- by GJ Prasad
European banks – Still unloved
Whilst we wait and watch for the market reaction from the mid-term elections in the US, the European banks don’t seem to be getting any respite from the autumnal blues. A sector that has sold off almost 25% YTD and is not seeing any sustainable rebound. The relative underperformance of the European banks this year to the US financials has been stark and a reminder that investor perception matters as much as underlying fundamentals.
Most of the large cap European banks have reported Q3 2018 earnings and, despite decent numbers, there has been very little re-rating/re-assessment of the sector’s prospects by the investor community. The ritualistic EBA stress tests have been completed and we got the usual “yawn” response.
This begs the question: Are banks stuck in a structural bear market with limited upside potential or are they going through a bottoming process that will eventually lead to a stronger sector in the future? On the basis of what has been reported so far, it seems hard to expect a significant turnaround in investor optimism any time soon.
Fundamentally, reported capital adequacy metrics and funding/liquidity ratios demonstrate that the sector is a long way from the financial crisis. However, on other quantitative measures like profitability momentum (the ability to consistently generate ROE in excess of COE) and earnings at risk (for unexpected large loan losses or restructuring costs), prospects don’t look that good and that is what is causing nervousness.
Key issues to contend with
In addition to the two key issues facing the sector – low profitability due to margin compression, high operating costs and business model disruption from non-bank players – investors are focussing on:
- complexity of legal structure and intra-group lending;
- cross-border exposure especially in high risk EM countries;
- level of potential impairment from holding periphery government bonds;
- operational/reputational risks especially relating to KYC/ML;
- reliance on cheap central bank funding.
From an equity investor perspective, at first sight, valuations across the sector seem cheap given the low Price/TNAV (trading at a large discount to tangible net asset value), attractive dividend yield and fairly priced on a price to forward-looking earnings estimates. But all of the three valuation metrics could still be questioned – is TNAV accurate? Are dividend payouts sustainable? Are the forward estimates realistic? Valuations may be cheap and attractive but markets see to be focused on the “unknowns’ and risk/issues outlined above and they are unlikely to be resolved anytime soon. Clearly qualitative factors comfortably taking precedence over quantitative measures.
And that brings me to…

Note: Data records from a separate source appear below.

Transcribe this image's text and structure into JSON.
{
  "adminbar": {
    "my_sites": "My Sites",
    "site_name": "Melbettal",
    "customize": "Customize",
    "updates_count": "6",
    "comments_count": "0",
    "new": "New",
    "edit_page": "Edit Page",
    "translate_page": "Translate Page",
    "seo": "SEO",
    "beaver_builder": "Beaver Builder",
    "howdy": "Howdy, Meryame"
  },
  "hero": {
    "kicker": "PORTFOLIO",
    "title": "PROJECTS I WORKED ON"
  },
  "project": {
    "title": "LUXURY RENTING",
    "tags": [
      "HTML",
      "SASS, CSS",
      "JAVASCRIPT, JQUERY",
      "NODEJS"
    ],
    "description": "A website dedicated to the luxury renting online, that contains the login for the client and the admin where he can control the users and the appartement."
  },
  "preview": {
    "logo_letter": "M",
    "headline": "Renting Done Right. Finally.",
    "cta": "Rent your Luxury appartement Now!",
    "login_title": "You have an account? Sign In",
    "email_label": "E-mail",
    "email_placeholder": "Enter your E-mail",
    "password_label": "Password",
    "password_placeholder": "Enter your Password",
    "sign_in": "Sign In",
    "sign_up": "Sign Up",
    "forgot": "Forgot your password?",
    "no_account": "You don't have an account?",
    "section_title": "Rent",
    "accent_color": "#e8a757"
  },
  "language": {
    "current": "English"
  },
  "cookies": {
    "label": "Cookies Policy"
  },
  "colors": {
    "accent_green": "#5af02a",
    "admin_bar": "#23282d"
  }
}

The structural weakness of the European banks come to the fore when they are sliced and diced in a worst case scenario – very poor earnings profile, inadequate reserve coverage for impairments and core capital shortfall due to leverage. In such scenarios (though a low probability event), at least for some banks, capital burn is significant and whilst equity investors will take most of the hit, the AT1 instruments may yet come into play in terms of potential write-downs or conversion into equity.
This I think would be due to the issuer reaching PONV (point of non-viability) and regulator stepping in well before actual triggers come into play. This PONV is the biggest unknown qualitative factor (and one that is decided by the regulator) in AT1 valuation. Thus, single name selection becomes even more important in AT1 investing.
On a separate note, some hold the view that, given the yields, AT1 is attractive relative to other junk paper (HY and EM issuers) for similar ratings. It probably is true in some names due to their defensive issuer profile.
But, I think the comparison is probably incorrect due to many considerations – unlike HY/EM corporate issuers it is almost impossible to model cash flows and its impact on leverage/capital structure for the banks, outsized impact of macroeconomic risks on bank balance sheets, the range of options sold by the investors to the issuers, the role of the regulator in determining viability of business and, finally, the difficulty to accurately determine the impact on capital ratios from the qualitative risks/issues discussed earlier.
It appears to me that AT1 is a strange hybrid instrument that was designed to address the issues from the previous crisis and I believe that some investors don’t fully understand the structural risks.
One thing is for sure – this asset class needs specialist/expert handling – someone who understands the macro picture in addition to having a deep knowledge of the issuer and the sector and can handle the volatility that comes from the underlying cross-asset structural features.